BEGIN

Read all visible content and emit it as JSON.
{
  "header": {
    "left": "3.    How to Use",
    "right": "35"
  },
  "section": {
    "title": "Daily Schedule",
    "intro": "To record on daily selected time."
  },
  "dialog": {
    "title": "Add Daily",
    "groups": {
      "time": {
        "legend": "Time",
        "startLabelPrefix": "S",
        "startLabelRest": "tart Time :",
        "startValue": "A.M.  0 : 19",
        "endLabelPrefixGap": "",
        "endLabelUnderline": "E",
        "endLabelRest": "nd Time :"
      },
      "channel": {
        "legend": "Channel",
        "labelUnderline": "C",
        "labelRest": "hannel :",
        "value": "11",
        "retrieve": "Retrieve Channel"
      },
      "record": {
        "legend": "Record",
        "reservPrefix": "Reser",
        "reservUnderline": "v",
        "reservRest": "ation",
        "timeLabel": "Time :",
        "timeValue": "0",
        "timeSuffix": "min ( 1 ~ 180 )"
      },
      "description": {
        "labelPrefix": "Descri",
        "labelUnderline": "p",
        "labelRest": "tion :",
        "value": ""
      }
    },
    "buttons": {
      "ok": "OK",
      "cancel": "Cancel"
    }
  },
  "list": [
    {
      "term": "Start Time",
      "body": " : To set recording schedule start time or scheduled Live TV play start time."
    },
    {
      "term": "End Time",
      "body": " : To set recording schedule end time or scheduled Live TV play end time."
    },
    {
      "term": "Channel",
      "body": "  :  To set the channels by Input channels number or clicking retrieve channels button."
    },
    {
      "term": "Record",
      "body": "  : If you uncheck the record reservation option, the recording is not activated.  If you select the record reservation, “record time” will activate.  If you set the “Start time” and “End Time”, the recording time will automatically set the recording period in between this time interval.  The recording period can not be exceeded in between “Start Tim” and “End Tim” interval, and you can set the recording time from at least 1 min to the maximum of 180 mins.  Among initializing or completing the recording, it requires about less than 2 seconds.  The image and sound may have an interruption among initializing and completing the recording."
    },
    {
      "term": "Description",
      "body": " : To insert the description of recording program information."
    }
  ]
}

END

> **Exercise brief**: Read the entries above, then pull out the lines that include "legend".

> **Output for this task**:
        "legend": "Time",
        "legend": "Channel",
        "legend": "Record",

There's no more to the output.